Instructions for the task: Retyping each entry exactly is the whole task.

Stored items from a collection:
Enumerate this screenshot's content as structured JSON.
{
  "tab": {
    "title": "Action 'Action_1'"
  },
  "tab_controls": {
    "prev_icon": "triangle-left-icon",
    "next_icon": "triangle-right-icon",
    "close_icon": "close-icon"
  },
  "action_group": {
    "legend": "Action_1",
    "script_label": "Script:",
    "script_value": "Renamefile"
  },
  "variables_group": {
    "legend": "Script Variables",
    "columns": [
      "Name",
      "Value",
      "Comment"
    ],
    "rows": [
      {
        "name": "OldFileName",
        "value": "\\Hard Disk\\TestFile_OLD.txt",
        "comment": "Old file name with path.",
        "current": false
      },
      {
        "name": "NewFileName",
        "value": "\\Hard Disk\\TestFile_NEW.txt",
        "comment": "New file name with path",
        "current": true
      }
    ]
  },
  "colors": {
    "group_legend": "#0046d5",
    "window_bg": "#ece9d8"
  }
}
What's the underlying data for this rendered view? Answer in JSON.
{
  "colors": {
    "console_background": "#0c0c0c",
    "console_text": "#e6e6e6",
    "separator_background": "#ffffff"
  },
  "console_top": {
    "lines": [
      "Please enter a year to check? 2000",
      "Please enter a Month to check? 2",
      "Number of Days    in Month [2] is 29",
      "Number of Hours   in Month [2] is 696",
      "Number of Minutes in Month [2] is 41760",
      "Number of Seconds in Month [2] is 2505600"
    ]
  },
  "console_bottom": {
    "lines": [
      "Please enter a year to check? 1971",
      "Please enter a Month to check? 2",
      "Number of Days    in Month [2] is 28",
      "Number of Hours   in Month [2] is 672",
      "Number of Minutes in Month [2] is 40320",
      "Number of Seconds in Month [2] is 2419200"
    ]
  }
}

Exercise result:
Enumerate this screenshot's content as structured JSON.
{
  "tab": {
    "title": "Action 'Action_1'"
  },
  "tab_controls": {
    "prev_icon": "triangle-left-icon",
    "next_icon": "triangle-right-icon",
    "close_icon": "close-icon"
  },
  "action_group": {
    "legend": "Action_1",
    "script_label": "Script:",
    "script_value": "Renamefile"
  },
  "variables_group": {
    "legend": "Script Variables",
    "columns": [
      "Name",
      "Value",
      "Comment"
    ],
    "rows": [
      {
        "name": "OldFileName",
        "value": "\\Hard Disk\\TestFile_OLD.txt",
        "comment": "Old file name with path.",
        "current": false
      },
      {
        "name": "NewFileName",
        "value": "\\Hard Disk\\TestFile_NEW.txt",
        "comment": "New file name with path",
        "current": true
      }
    ]
  },
  "colors": {
    "group_legend": "#0046d5",
    "window_bg": "#ece9d8"
  }
}
What's the underlying data for this rendered view? Answer in JSON.
{
  "colors": {
    "console_background": "#0c0c0c",
    "console_text": "#e6e6e6",
    "separator_background": "#ffffff"
  },
  "console_top": {
    "lines": [
      "Please enter a year to check? 2000",
      "Please enter a Month to check? 2",
      "Number of Days    in Month [2] is 29",
      "Number of Hours   in Month [2] is 696",
      "Number of Minutes in Month [2] is 41760",
      "Number of Seconds in Month [2] is 2505600"
    ]
  },
  "console_bottom": {
    "lines": [
      "Please enter a year to check? 1971",
      "Please enter a Month to check? 2",
      "Number of Days    in Month [2] is 28",
      "Number of Hours   in Month [2] is 672",
      "Number of Minutes in Month [2] is 40320",
      "Number of Seconds in Month [2] is 2419200"
    ]
  }
}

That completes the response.